The plan was for torch carrier Andy Mitchell to pass the flame to fellow National Park Service worker Bob Seibert as the famous geyser blew at its projected 12:35 p.m. time Sunday.

Didn't happen.

Mitchell stood torch in hand for five minutes. Nothing.

Another five minutes passed. Falling snow started to pile up on his white 2002 Winter Games beanie. Then almost 10 more minutes went by. Finally, at 12:54 p.m. ? after three torches had burned out ? the boiling water spewed skyward, getting lost in a swirl of steam and snowflakes.

Mitchell ignited Seibert's torch, and he was off to light the caldron in front of the Old Faithful Inn.

"Old Unfaithful," lamented Debby Young, another Park Service torch runner.

The scene in the billowy snow-covered park was both thrilling and disappointing.

"I was hoping that the geyser would cooperate a little more," said Springville resident Sharon Ewing, who spent more than a half-hour kneeling to snap a photo.

"She has great Olympic spirit," said her husband, Mike Ewing, who along with Paul and Vicki Wheeler concluded their weekend getaway to West Yellowstone by riding snowmobiles into the park to see the torch. "She wanted to do it."

Day 53 of the Olympic torch relay proved a long white one filled with sometimes driving snow from sunup to sundown. The relay continued to Bozeman, Mont., and will conclude its Big Sky swing Monday night in Billings.

Participants and spectators Sunday motored 30 bumpy, wind-blown miles into Yellowstone from West Yellowstone, Mont., either in snowcoaches (90 minutes) or on snowmobiles (60 minutes). Snow-encrusted bison and elk roamed the roadside, foraging on the banks of steaming thermal rivers.

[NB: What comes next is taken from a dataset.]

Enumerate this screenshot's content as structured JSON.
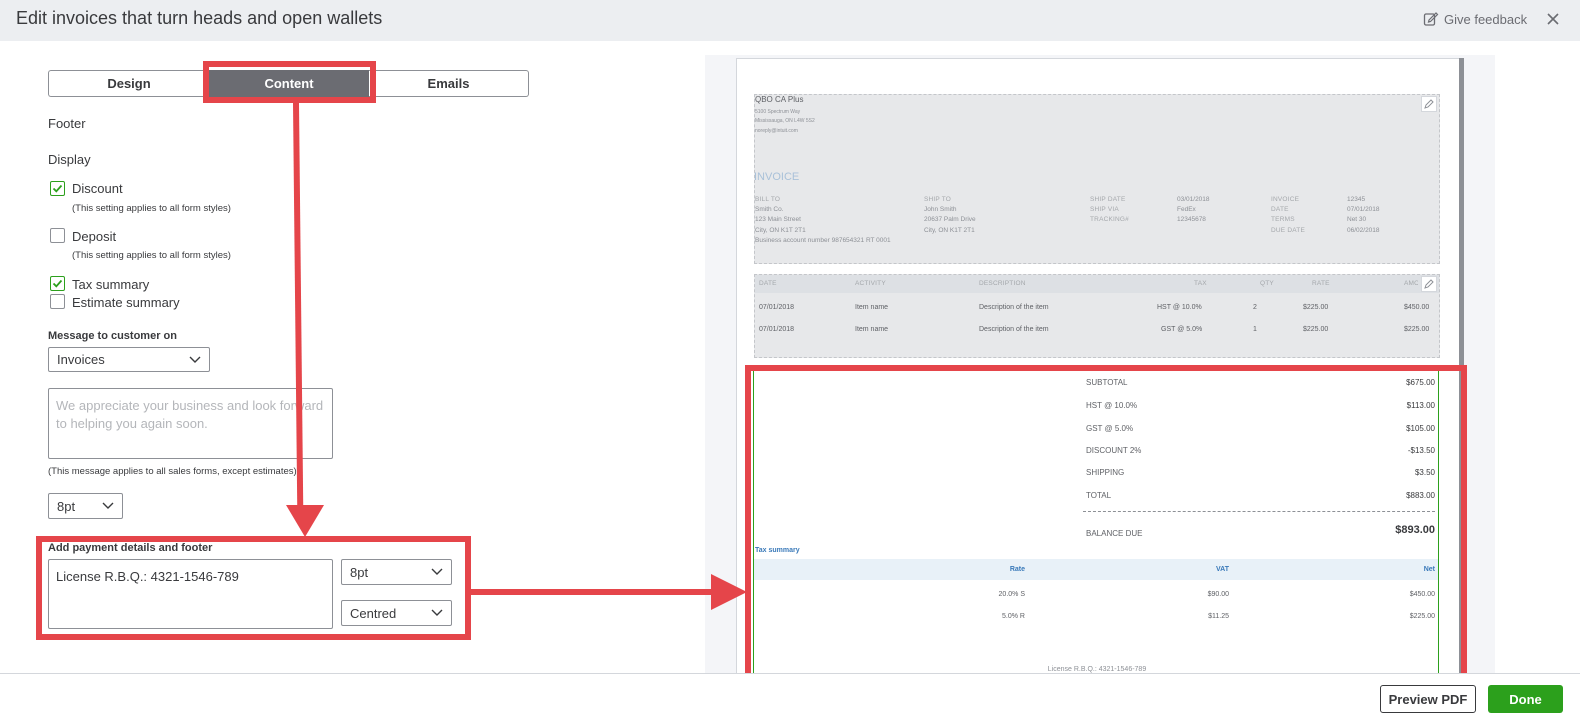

"I definitely felt like we were running for the Winter Olympics," said torchbearer Davina Anderson, a Missoula mother of two and one on the way. "It was quite the trek."

Huel Scherrer, his wife, Judy Easley, and their two children gave up a day of their ski vacation to venture into the park for the event.

"It seemed like the symbolic, patriotic thing to do since we were here," Easley said.

And being from Minnesota ? one of four torchless states on the cross country relay ? they had a chance to see the flame in person.

"Our governor did have something to say about that," Scherrer quipped about Gov. Jesse Ventura's grousing that the route didn't pass through his state.

Musher Janet Whitesell started the relay in West Yellowstone with her dog sled pulled by four Alaskan and two Siberian huskies. Though she missed a major dog race Sunday, the Three Forks, Mont., woman wasn't complaining.

"I think this is wonderful," she said.

Almost the entire town turned out, lining the snowy streets with dozens of snowmobiles to cheer on the musher and runners. A few wore buffalo heads made from cardboard boxes to protest what they said was senseless killing of the animals in the park.

Jim Roscoe, of Dillon, Mont., carried the flame for a grandson who died of sudden infant death syndrome, or SIDS, four years ago. His daughter, Shay Petritz, nominated him to Olympic organizers because he helped her get through the tough time.

"I wanted to say thanks for everything he'd done and give him something special," she said.

Seibert, a park ranger, found something special after the long wait for Old Faithful. Jogging with the flame, he said, gave him a feeling he didn't expect, "like up a level or two."

"It was real. It really was."

E-MAIL: romboy@desnews.com